[Start of section]

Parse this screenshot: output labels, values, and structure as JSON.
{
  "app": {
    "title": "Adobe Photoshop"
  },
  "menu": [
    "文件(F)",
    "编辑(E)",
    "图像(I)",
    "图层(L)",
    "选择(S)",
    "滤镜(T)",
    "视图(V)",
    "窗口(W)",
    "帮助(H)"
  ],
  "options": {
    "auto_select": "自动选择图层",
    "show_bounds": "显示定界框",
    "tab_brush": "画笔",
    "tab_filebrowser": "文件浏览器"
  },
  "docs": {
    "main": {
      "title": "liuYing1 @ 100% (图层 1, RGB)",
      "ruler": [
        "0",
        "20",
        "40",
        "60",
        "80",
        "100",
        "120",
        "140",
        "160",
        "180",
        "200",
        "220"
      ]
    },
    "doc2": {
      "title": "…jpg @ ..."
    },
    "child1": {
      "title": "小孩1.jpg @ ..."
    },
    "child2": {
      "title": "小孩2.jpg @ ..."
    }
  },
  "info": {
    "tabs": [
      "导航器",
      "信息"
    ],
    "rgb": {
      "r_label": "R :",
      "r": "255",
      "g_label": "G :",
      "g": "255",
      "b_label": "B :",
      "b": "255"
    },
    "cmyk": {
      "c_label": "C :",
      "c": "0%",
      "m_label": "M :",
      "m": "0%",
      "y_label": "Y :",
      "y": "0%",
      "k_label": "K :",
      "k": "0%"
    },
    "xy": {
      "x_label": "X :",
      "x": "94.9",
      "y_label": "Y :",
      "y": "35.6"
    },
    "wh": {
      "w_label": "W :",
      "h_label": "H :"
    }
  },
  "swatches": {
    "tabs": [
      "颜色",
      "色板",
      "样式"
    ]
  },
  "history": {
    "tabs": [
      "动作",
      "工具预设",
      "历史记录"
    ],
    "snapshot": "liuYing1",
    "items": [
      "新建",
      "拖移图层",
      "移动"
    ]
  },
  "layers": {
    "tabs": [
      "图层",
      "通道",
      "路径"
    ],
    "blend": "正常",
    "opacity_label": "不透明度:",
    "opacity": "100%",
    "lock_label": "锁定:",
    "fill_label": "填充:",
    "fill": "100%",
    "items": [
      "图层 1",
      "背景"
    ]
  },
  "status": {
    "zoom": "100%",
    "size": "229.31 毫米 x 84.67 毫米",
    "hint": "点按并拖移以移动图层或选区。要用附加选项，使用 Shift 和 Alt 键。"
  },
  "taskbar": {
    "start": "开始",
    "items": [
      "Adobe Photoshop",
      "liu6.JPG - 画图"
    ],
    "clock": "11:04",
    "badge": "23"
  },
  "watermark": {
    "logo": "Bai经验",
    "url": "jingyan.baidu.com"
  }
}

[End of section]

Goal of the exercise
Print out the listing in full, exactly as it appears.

Exercise response
Parse this screenshot: output labels, values, and structure as JSON.
{
  "app": {
    "title": "Adobe Photoshop"
  },
  "menu": [
    "文件(F)",
    "编辑(E)",
    "图像(I)",
    "图层(L)",
    "选择(S)",
    "滤镜(T)",
    "视图(V)",
    "窗口(W)",
    "帮助(H)"
  ],
  "options": {
    "auto_select": "自动选择图层",
    "show_bounds": "显示定界框",
    "tab_brush": "画笔",
    "tab_filebrowser": "文件浏览器"
  },
  "docs": {
    "main": {
      "title": "liuYing1 @ 100% (图层 1, RGB)",
      "ruler": [
        "0",
        "20",
        "40",
        "60",
        "80",
        "100",
        "120",
        "140",
        "160",
        "180",
        "200",
        "220"
      ]
    },
    "doc2": {
      "title": "…jpg @ ..."
    },
    "child1": {
      "title": "小孩1.jpg @ ..."
    },
    "child2": {
      "title": "小孩2.jpg @ ..."
    }
  },
  "info": {
    "tabs": [
      "导航器",
      "信息"
    ],
    "rgb": {
      "r_label": "R :",
      "r": "255",
      "g_label": "G :",
      "g": "255",
      "b_label": "B :",
      "b": "255"
    },
    "cmyk": {
      "c_label": "C :",
      "c": "0%",
      "m_label": "M :",
      "m": "0%",
      "y_label": "Y :",
      "y": "0%",
      "k_label": "K :",
      "k": "0%"
    },
    "xy": {
      "x_label": "X :",
      "x": "94.9",
      "y_label": "Y :",
      "y": "35.6"
    },
    "wh": {
      "w_label": "W :",
      "h_label": "H :"
    }
  },
  "swatches": {
    "tabs": [
      "颜色",
      "色板",
      "样式"
    ]
  },
  "history": {
    "tabs": [
      "动作",
      "工具预设",
      "历史记录"
    ],
    "snapshot": "liuYing1",
    "items": [
      "新建",
      "拖移图层",
      "移动"
    ]
  },
  "layers": {
    "tabs": [
      "图层",
      "通道",
      "路径"
    ],
    "blend": "正常",
    "opacity_label": "不透明度:",
    "opacity": "100%",
    "lock_label": "锁定:",
    "fill_label": "填充:",
    "fill": "100%",
    "items": [
      "图层 1",
      "背景"
    ]
  },
  "status": {
    "zoom": "100%",
    "size": "229.31 毫米 x 84.67 毫米",
    "hint": "点按并拖移以移动图层或选区。要用附加选项，使用 Shift 和 Alt 键。"
  },
  "taskbar": {
    "start": "开始",
    "items": [
      "Adobe Photoshop",
      "liu6.JPG - 画图"
    ],
    "clock": "11:04",
    "badge": "23"
  },
  "watermark": {
    "logo": "Bai经验",
    "url": "jingyan.baidu.com"
  }
}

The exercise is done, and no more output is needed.